One can sit at the ebony bar with its contemporary bar seating or at the low tables; lean back and enjoy the painted ceilings and chandeliers from a bygone era; or take in the view of the sunset sky over the grand canal in this historic San Polo district of the floating city.
After a brief orientation tour of the palazzo, including its boutique ballroom and chic salons of the upper and lower levels of the Piano Nobile, I’m taken to my room, one of 24 that offer views of the hotel’s private canal-side garden or the grand canal itself.
…sleep with priceless art treasures
The five signature suites include the Alcova Tiepolo Suite with its Chinoiserie sitting room, and 18th-century frescoes by Venetian artist Giovanni Battista Tiepolo;
…or the Sansovino Stanza suite with 16th-century fireplace designed by Sansovino, wood panelling and carved ceiling.
My favourite was room 7, the Grand Canal Suite with fabulous views of the Grand Canal – ideal for a family room as it can connect with the neighbouring room 6, a Palazzo Stanza room.
I stayed in a Palazzo Chamber Luminoso room – these south-facing, light filled spacious rooms are configured as a Junior Suite, with separate seating area of twin lounge chairs.

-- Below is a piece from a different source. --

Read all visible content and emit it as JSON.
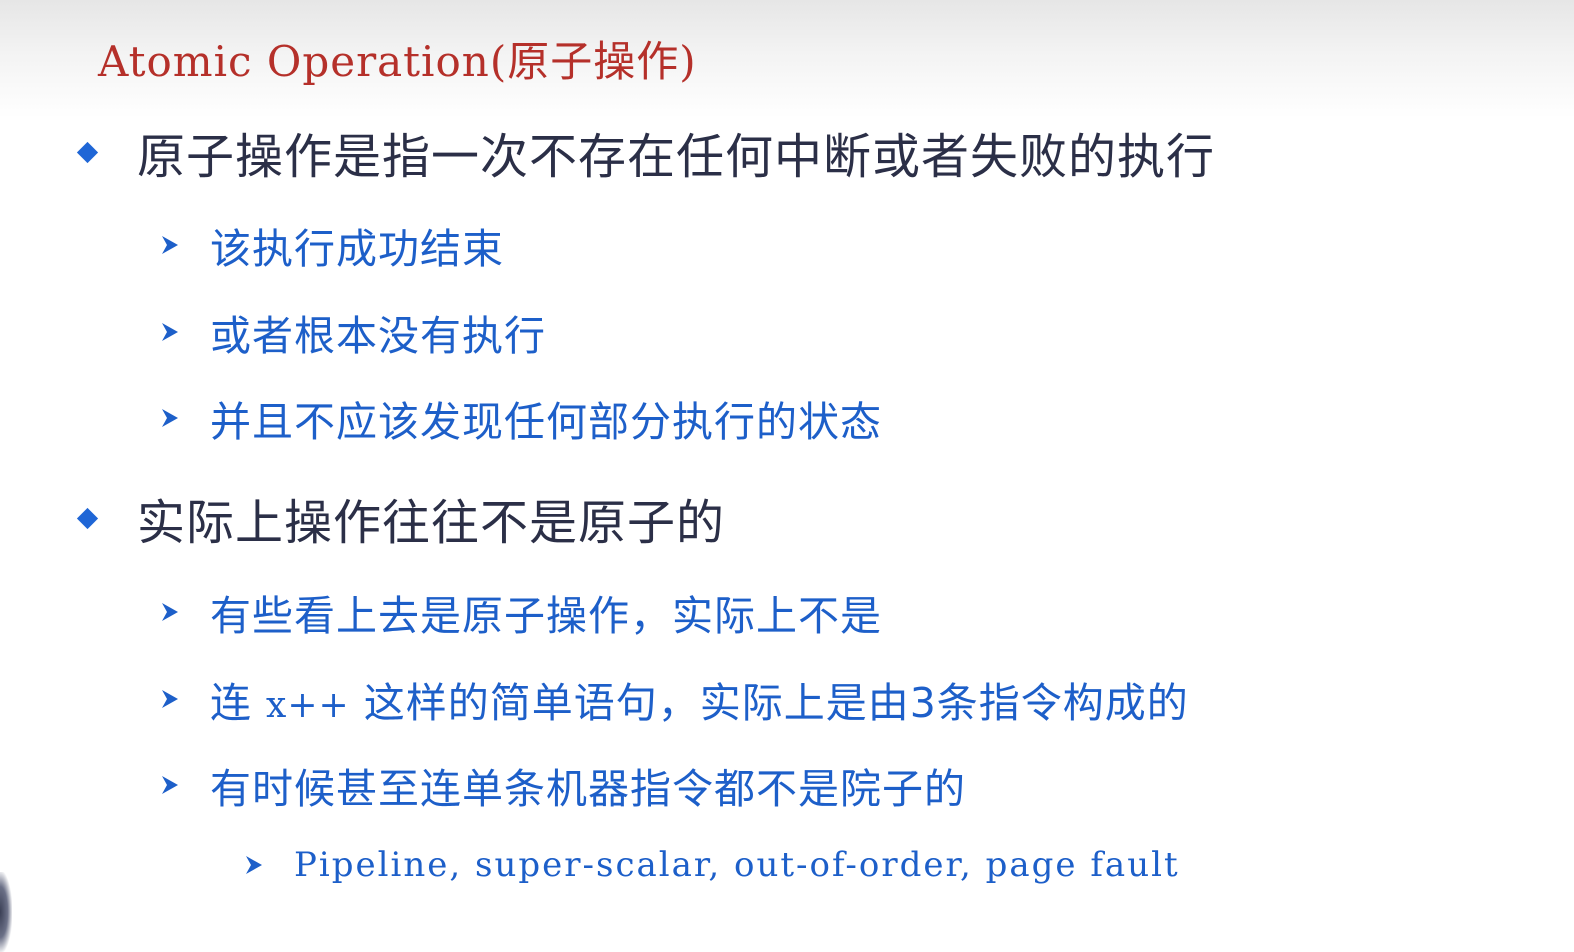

Views are out across the private garden and on towards the Grand Canal. Period features include classic, polished terrazzo floors, soaring ceilings and vintage windows opening onto the garden. The Aman décor, fixtures, fittings and furniture are the same across all rooms.
The king size bed was elegantly dressed in silk cushions, placed upon brilliant white linens. Contemporary entertainment technology included B&O TV and a large iPod speaker.

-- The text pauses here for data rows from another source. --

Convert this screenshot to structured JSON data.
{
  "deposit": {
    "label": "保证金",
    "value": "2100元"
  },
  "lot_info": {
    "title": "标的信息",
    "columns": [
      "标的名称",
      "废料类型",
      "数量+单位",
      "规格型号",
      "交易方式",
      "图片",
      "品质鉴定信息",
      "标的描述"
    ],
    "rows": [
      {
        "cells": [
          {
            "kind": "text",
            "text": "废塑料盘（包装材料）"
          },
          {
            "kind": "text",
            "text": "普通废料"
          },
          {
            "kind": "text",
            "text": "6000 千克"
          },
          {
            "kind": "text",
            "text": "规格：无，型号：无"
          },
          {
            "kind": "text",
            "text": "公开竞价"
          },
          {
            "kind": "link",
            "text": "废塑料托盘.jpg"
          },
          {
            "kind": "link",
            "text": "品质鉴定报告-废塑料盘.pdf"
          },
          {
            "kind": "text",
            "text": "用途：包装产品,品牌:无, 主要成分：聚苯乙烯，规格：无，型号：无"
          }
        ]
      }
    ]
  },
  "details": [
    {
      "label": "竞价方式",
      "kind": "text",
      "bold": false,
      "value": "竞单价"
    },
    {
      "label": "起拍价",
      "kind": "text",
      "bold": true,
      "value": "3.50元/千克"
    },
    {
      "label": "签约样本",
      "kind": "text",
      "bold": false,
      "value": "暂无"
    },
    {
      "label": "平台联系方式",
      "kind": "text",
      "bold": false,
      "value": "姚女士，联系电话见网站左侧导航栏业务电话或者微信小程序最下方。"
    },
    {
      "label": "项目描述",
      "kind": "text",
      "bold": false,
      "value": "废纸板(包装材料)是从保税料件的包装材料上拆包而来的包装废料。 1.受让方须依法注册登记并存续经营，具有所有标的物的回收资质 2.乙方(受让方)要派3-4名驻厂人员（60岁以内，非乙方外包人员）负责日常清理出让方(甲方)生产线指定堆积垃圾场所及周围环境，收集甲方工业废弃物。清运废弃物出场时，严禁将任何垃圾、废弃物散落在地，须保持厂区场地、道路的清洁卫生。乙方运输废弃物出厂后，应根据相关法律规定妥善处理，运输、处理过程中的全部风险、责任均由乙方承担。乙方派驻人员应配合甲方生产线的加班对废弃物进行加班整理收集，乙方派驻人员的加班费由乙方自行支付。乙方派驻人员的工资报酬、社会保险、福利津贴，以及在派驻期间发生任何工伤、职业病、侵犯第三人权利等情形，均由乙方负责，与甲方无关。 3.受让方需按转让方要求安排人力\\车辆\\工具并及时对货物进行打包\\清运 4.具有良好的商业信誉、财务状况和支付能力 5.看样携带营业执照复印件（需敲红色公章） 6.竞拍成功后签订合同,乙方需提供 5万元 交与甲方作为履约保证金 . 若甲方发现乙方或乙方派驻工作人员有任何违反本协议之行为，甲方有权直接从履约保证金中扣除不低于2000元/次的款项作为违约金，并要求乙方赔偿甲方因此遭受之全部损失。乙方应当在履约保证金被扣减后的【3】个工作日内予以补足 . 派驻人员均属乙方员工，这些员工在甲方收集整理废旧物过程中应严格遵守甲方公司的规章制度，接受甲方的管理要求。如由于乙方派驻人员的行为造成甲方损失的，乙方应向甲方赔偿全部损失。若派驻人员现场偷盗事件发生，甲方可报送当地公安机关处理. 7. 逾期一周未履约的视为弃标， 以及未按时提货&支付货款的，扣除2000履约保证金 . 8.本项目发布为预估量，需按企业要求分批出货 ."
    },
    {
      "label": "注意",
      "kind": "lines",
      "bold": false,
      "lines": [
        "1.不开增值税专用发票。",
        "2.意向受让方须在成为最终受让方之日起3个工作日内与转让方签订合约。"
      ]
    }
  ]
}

The windows opened out on to the large canal-side garden, and the vie extended out across the grand canal to the pastel coloured buildings on the other side.
The armoire in the seating area was home to a generous mini bar of Ferrari Maximum Rosé prosecco; fruit juices, Fever Tree tonics and artisan beers – and plenty of mineral water too. Fresh fruit, cookies and jars of candies and nuts complete the in-room goodies (all included in the room rate and restocked at turndown when you can also expect a charming little gold box, tied with ribbon, a gift of chocolates).
The bathroom was cavernous, with large dressing area. The amenities include a box full of all the grooming essentials one might need. Twin washbasins within a huge vanity, together with a bathtub, separate rain shower make for a relaxing spa-like feel.
As a guest at the Aman Venice Canal Grande, one can enjoy the palace as one’s own. Breakfast can be served whenever you want, wherever you want.
Choose The Red Dining Room with its Tiepolo painted ceiling, or take a table in the window overlooking the canal in The Yellow Dining Room with its exquisite silk covered walls; or better still, simply stay in your room and have breakfast in bed.
During the day, taking a break from exploding La Serenissima, and her galleries, once can retreat to the hotel’s garden for a refreshing spritz and some local ciccheti snacks.
locally sourced ingredients
Michelin-starred chef, Davide Oldani has lent his hand to the design of the menu of Mediterranean and Venetian dishes, including slow-cooked Pork belly; and sea bass with black cabbage. The Restaurant and The Bar are open to non-guests.
Chef de cuisine Andrea Torre and his team promise locally sourced ingredients from the nearby rialto markets; produce from the neighbouring islands and from the waters of the lagoon and Adriatic.
I particularly enjoyed the fresh burrata with Sicilian pistachios, and the lobster tagliolini, followed by the black cod with oyster sauce.
This is the place for impeccable Venetian hospitality – from a friendly and surprisingly young staff; within a breath-taking noble setting.
Architect Giacomo De Grigi probably didn’t have 21st century spas in mind when he imagined the Palazzo Papadopoli in the 1500s, yet somehow Aman has managed to create a wellness space within the palace. Three beautifully appointed treatment rooms on a third-floor mezzanine level in the garden building, together with a fitness studio on the fourth offer facilities for these looking to be pampered and invigorated.
A stay at this wondrous Venetian palace are from 950 euro per room per night including breakfast and minibar.